Synopsis: Gorongosa National Park in Mozambique has become one of Africa’s most celebrated wildlife restoration stories. After a decade of renewed protection, Gorongosa’s large mammal population has increased 10-fold to over 100,000 animals. But the Park must also find a way to co-exist with the 200,000 people living in surrounding communities.
Dominique Gonçalves, a young African elephant ecologist shares the inspiring story of how Gorongosa is becoming a new model for wildlife conservation and community development. By bringing large-scale, long-term health care, agriculture support, and girls’ education to surrounding communities, Gorongosa is redefining the identity and purpose of this national park.

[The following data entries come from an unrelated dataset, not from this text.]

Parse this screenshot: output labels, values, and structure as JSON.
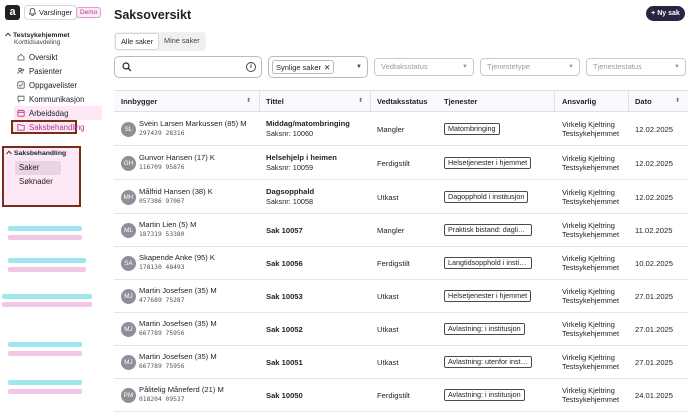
{
  "app": {
    "logo_letter": "a",
    "notifications_label": "Varslinger",
    "demo_badge": "Demo"
  },
  "sidebar": {
    "org_name": "Testsykehjemmet",
    "org_unit": "Korttidsavdeling",
    "items": [
      {
        "label": "Oversikt",
        "icon": "home-icon"
      },
      {
        "label": "Pasienter",
        "icon": "users-icon"
      },
      {
        "label": "Oppgavelister",
        "icon": "checklist-icon"
      },
      {
        "label": "Kommunikasjon",
        "icon": "chat-icon"
      },
      {
        "label": "Arbeidsdag",
        "icon": "calendar-icon"
      },
      {
        "label": "Saksbehandling",
        "icon": "folder-icon"
      }
    ],
    "section": {
      "title": "Saksbehandling",
      "items": [
        {
          "label": "Saker"
        },
        {
          "label": "Søknader"
        }
      ]
    }
  },
  "header": {
    "title": "Saksoversikt",
    "new_button": "Ny sak"
  },
  "tabs": [
    {
      "label": "Alle saker"
    },
    {
      "label": "Mine saker"
    }
  ],
  "filters": {
    "search_placeholder": "",
    "chip": "Synlige saker",
    "vedtaksstatus": "Vedtaksstatus",
    "tjenestetype": "Tjenestetype",
    "tjenestestatus": "Tjenestestatus"
  },
  "table": {
    "columns": [
      "Innbygger",
      "Tittel",
      "Vedtaksstatus",
      "Tjenester",
      "Ansvarlig",
      "Dato"
    ],
    "rows": [
      {
        "initials": "SL",
        "name": "Svein Larsen Markussen (85) M",
        "ssn": "297439 28316",
        "title": "Middag/matombringing",
        "saksnr": "Saksnr: 10060",
        "status": "Mangler",
        "service": "Matombringing",
        "resp1": "Virkelig Kjeltring",
        "resp2": "Testsykehjemmet",
        "date": "12.02.2025"
      },
      {
        "initials": "GH",
        "name": "Gunvor Hansen (17) K",
        "ssn": "116709 95876",
        "title": "Helsehjelp i heimen",
        "saksnr": "Saksnr: 10059",
        "status": "Ferdigstilt",
        "service": "Helsetjenester i hjemmet",
        "resp1": "Virkelig Kjeltring",
        "resp2": "Testsykehjemmet",
        "date": "12.02.2025"
      },
      {
        "initials": "MH",
        "name": "Målfrid Hansen (38) K",
        "ssn": "057386 97067",
        "title": "Dagsopphald",
        "saksnr": "Saksnr: 10058",
        "status": "Utkast",
        "service": "Dagopphold i institusjon",
        "resp1": "Virkelig Kjeltring",
        "resp2": "Testsykehjemmet",
        "date": "12.02.2025"
      },
      {
        "initials": "ML",
        "name": "Martin Lien (5) M",
        "ssn": "187319 53380",
        "title": "Sak 10057",
        "saksnr": "",
        "status": "Mangler",
        "service": "Praktisk bistand: daglige…",
        "resp1": "Virkelig Kjeltring",
        "resp2": "Testsykehjemmet",
        "date": "11.02.2025"
      },
      {
        "initials": "SA",
        "name": "Skapende Anke (95) K",
        "ssn": "178130 48493",
        "title": "Sak 10056",
        "saksnr": "",
        "status": "Ferdigstilt",
        "service": "Langtidsopphold i institu…",
        "resp1": "Virkelig Kjeltring",
        "resp2": "Testsykehjemmet",
        "date": "10.02.2025"
      },
      {
        "initials": "MJ",
        "name": "Martin Josefsen (35) M",
        "ssn": "477689 75287",
        "title": "Sak 10053",
        "saksnr": "",
        "status": "Utkast",
        "service": "Helsetjenester i hjemmet",
        "resp1": "Virkelig Kjeltring",
        "resp2": "Testsykehjemmet",
        "date": "27.01.2025"
      },
      {
        "initials": "MJ",
        "name": "Martin Josefsen (35) M",
        "ssn": "667789 75956",
        "title": "Sak 10052",
        "saksnr": "",
        "status": "Utkast",
        "service": "Avlastning: i institusjon",
        "resp1": "Virkelig Kjeltring",
        "resp2": "Testsykehjemmet",
        "date": "27.01.2025"
      },
      {
        "initials": "MJ",
        "name": "Martin Josefsen (35) M",
        "ssn": "667789 75956",
        "title": "Sak 10051",
        "saksnr": "",
        "status": "Utkast",
        "service": "Avlastning: utenfor instit…",
        "resp1": "Virkelig Kjeltring",
        "resp2": "Testsykehjemmet",
        "date": "27.01.2025"
      },
      {
        "initials": "PM",
        "name": "Pålitelig Måneferd (21) M",
        "ssn": "018204 09537",
        "title": "Sak 10050",
        "saksnr": "",
        "status": "Ferdigstilt",
        "service": "Avlastning: i institusjon",
        "resp1": "Virkelig Kjeltring",
        "resp2": "Testsykehjemmet",
        "date": "24.01.2025"
      }
    ]
  },
  "colors": {
    "accent": "#b3368e",
    "accent_bg": "#fde8f5",
    "highlight_border": "#7a2b1a",
    "primary_button": "#2c2342"
  }
}
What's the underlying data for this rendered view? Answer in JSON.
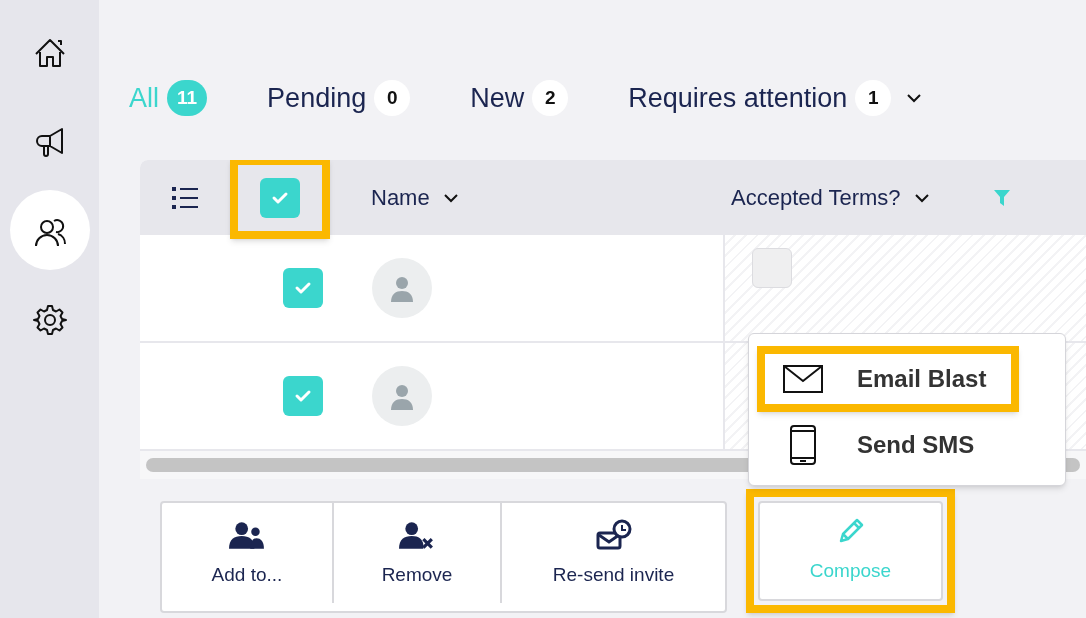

People need hope to get motivated to act. But hopeful conservation stories are hard to find these days. Gorongosa is a rare exception. Although it faces many of the same challenges as other protected areas in Africa, it’s a model for potential solutions.
Despite what you might think after watching all those beautiful nature documentaries, lots of people live in and around Africa’s wild places. They need space and resources. They and their children need good health care and nutritious food to survive and thrive, and they need education in order to fulfill their potential. They share remote, rural landscapes with the iconic animals that we associate with “Wild Africa”. The big question is: can the needs of both be satisfied?
After more than a decade making documentary films at National Geographic Television, I joined the Greg Carr Foundation in 2012 to help tell the story of Gorongosa National Park, an inspirational wilderness-restoration and community-development project in Mozambique. Here, I lead a small in-house team making impact-driven films targeted to key audiences across broadcast, digital, and social media platforms. We also work with external media partners by facilitating their productions or sharing our video/photo archive. Always seeking new ways to reach people with this uplifting story.